"In life and baseball, I'm a big believer that your actions should speak, not interviews," he said.
Lately, however, it has become next to impossible for Kirk to stay out of the public eye. Quietly, he and his partners, Hugh Schindel and Terry Randall, have cornered the market on minor-league baseball in Maryland.
The owners, partners in Maryland Baseball Limited Partnership, own the Class AA Hagerstown Suns and the Class A Frederick Keys, both of which are affiliates of the Baltimore Orioles. In September, they expect to learn whether they will pull off the full house of minor-league baseball when two expansion Class AAA franchises are awarded. If successful, Kirk's group would put its team in the Annapolis-Bowie area.
How do you become a minor-league mogul? Here's one man's story.
Kirk, 44, heads a Columbia real-estate development company. He has played baseball and watched it, loving both. About 10 years ago, he stumbled upon a baseball book, "Good Enough to Dream," the subject of which was author Roger Kahn's travails as owner for a year of the Class A Utica (N.Y.) Blue Sox.
Kirk read the book. And it spoke to him.
"I came into the office raving about it," he said. "After two weeks, an associate said, 'I'm tired of hearing how great the minor leagues are. If you are interested, I know the owners of the Hagerstown Suns. Let me work out an introduction.' "
Kirk met the Hagerstown owners who, it turned out, were not interested in selling. Then. Several years later, one investor was interested in getting out. Kirk finally had his in.
Kirk's role as minor-league entrepreneur has mushroomed since. He is the chairman of the board of the teams he owns. He also serves as spokesman. Randall, a Hagerstown accountant, handles money matters. Schindel, a paper-company executive, is president of the baseball partnership.
Kirk has had some memorable moments as team owner. Last month, President Bush attended a Frederick Keys game and sat with the owner. "It was very heavy at first. Then he started apologizing for imposing on the fans," Kirk said of that night.

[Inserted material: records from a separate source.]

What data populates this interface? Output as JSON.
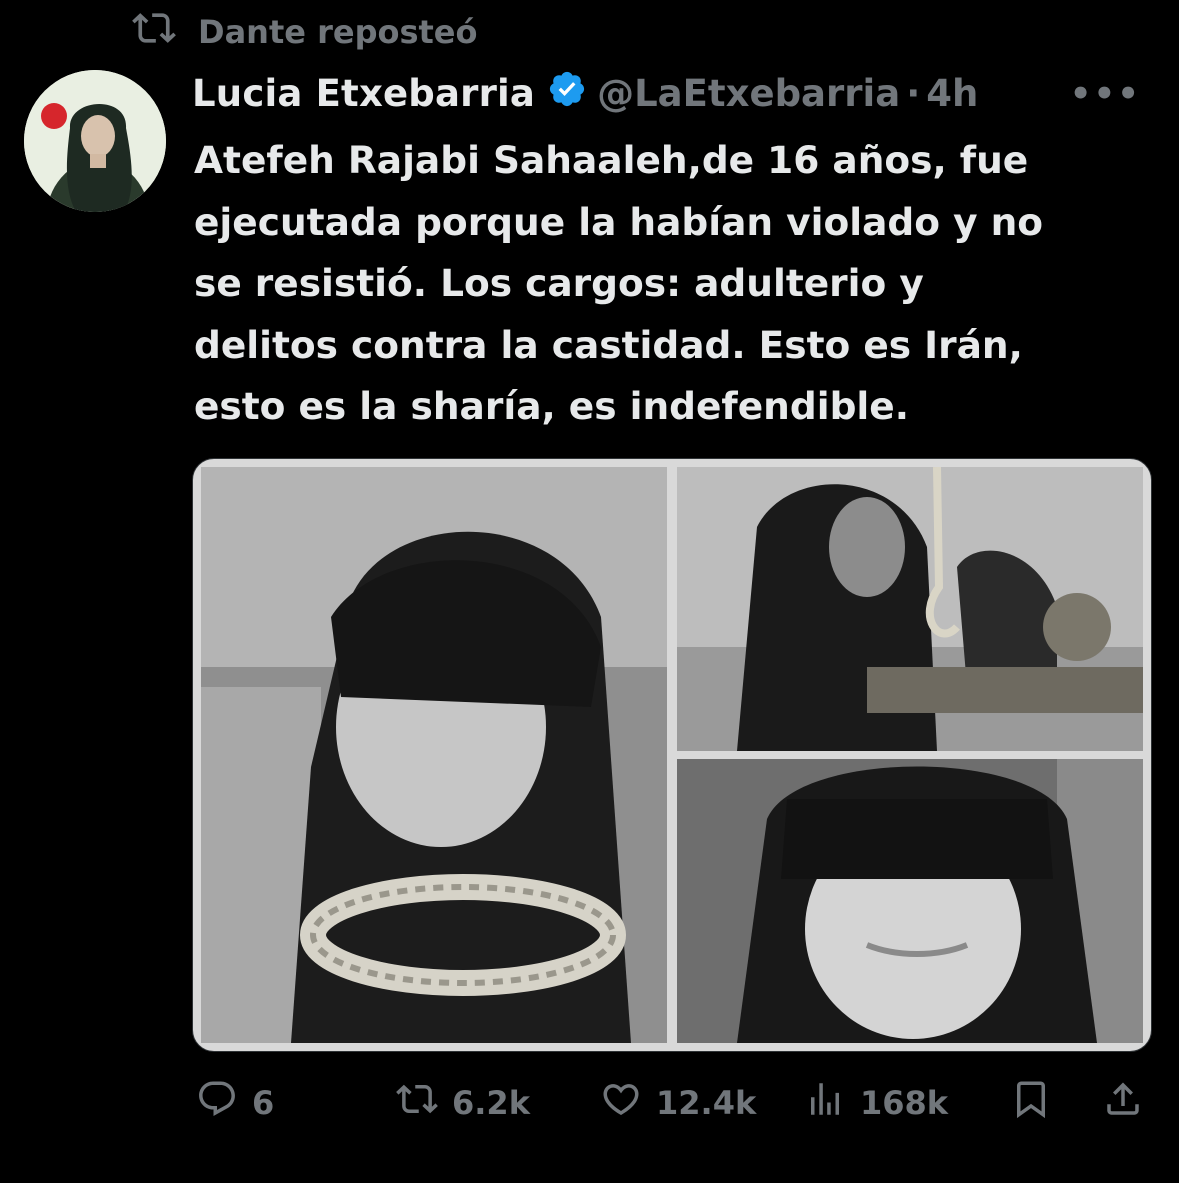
{
  "repost": {
    "label": "Dante reposteó",
    "icon": "repost-icon"
  },
  "author": {
    "name": "Lucia Etxebarria",
    "verified_icon": "verified-badge-icon",
    "handle": "@LaEtxebarria",
    "separator": "·",
    "time": "4h",
    "avatar_badge": "#T"
  },
  "more_icon": "more-options-icon",
  "tweet": {
    "text": "Atefeh Rajabi Sahaaleh,de 16 años, fue\nejecutada porque la habían violado y no\nse resistió. Los cargos:  adulterio y\ndelitos contra la castidad.  Esto es Irán,\nesto es la sharía, es indefendible."
  },
  "media": {
    "photos": [
      "photo-blindfolded-noose",
      "photo-gallows",
      "photo-blindfolded-face"
    ]
  },
  "actions": {
    "replies": "6",
    "reposts": "6.2k",
    "likes": "12.4k",
    "views": "168k"
  },
  "colors": {
    "background": "#000000",
    "text": "#e7e9ea",
    "muted": "#71767b",
    "verified": "#1d9bf0"
  }
}
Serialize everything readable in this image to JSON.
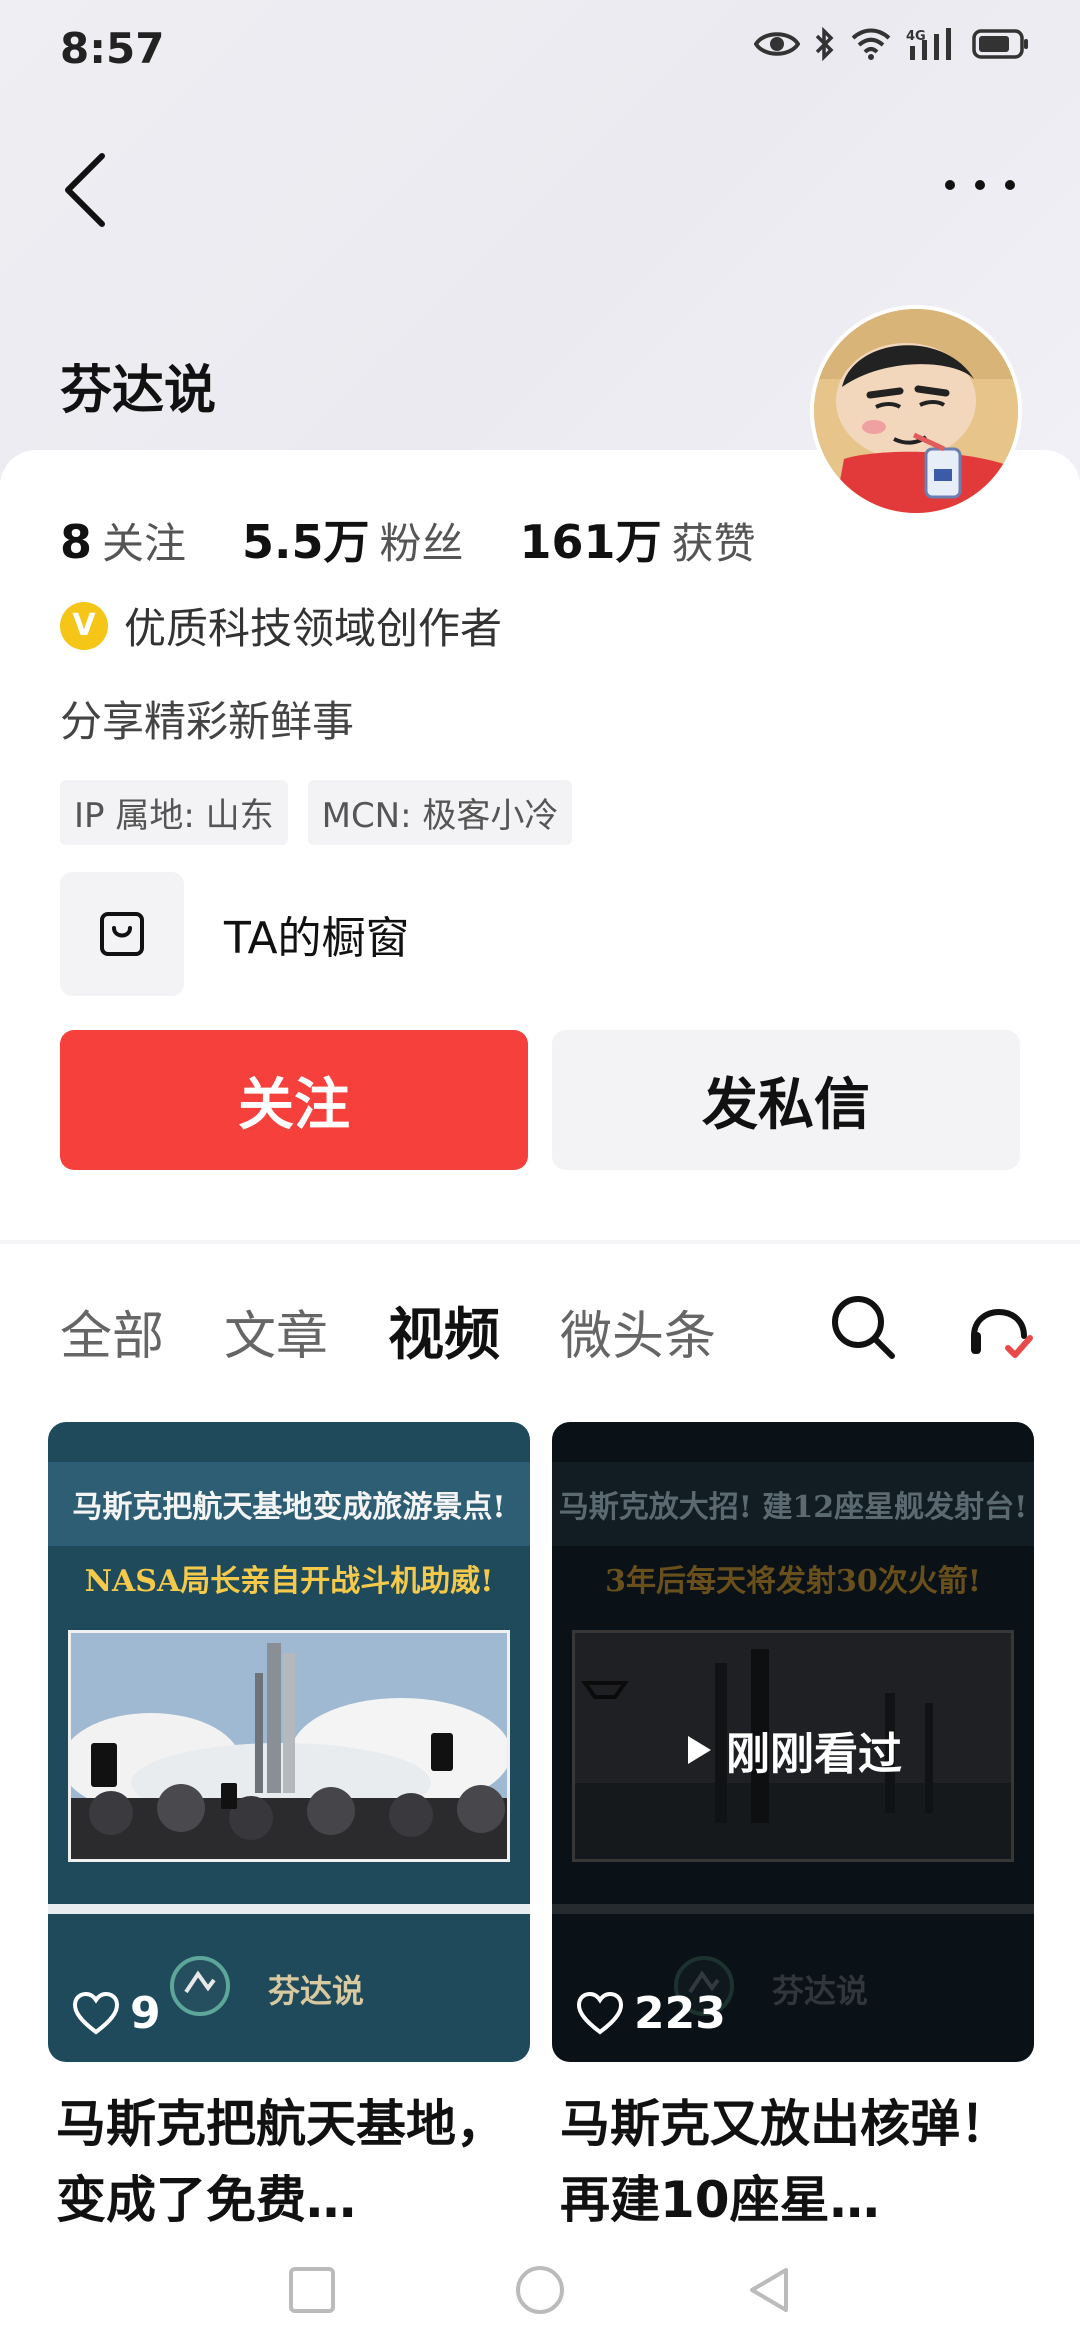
{
  "status_bar": {
    "time": "8:57"
  },
  "profile": {
    "name": "芬达说",
    "stats": [
      {
        "num": "8",
        "label": "关注"
      },
      {
        "num": "5.5万",
        "label": "粉丝"
      },
      {
        "num": "161万",
        "label": "获赞"
      }
    ],
    "verify_badge": "V",
    "verify_text": "优质科技领域创作者",
    "bio": "分享精彩新鲜事",
    "tags": [
      "IP 属地: 山东",
      "MCN: 极客小冷"
    ],
    "shop_label": "TA的橱窗",
    "follow_label": "关注",
    "message_label": "发私信"
  },
  "tabs": [
    {
      "label": "全部",
      "active": false
    },
    {
      "label": "文章",
      "active": false
    },
    {
      "label": "视频",
      "active": true
    },
    {
      "label": "微头条",
      "active": false
    }
  ],
  "videos": [
    {
      "thumb_line1": "马斯克把航天基地变成旅游景点!",
      "thumb_line2": "NASA局长亲自开战斗机助威!",
      "thumb_author": "芬达说",
      "likes": "9",
      "title": "马斯克把航天基地，变成了免费…",
      "watched": false
    },
    {
      "thumb_line1": "马斯克放大招! 建12座星舰发射台!",
      "thumb_line2": "3年后每天将发射30次火箭!",
      "thumb_author": "芬达说",
      "likes": "223",
      "title": "马斯克又放出核弹！再建10座星…",
      "watched": true,
      "watched_label": "刚刚看过"
    }
  ],
  "colors": {
    "follow": "#f5403c",
    "verify": "#f5c518",
    "headset_check": "#e84a4a"
  }
}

More often, Kirk says, the thrill simply is being in baseball.
"There's tremendous satisfaction in just being a part of it," he said. "Occasionally, I'll be wandering through the stands. Someone will come up, shake my hand and say, 'Thanks for bringing baseball here.' Well, I only played a role. Still, what a great feeling."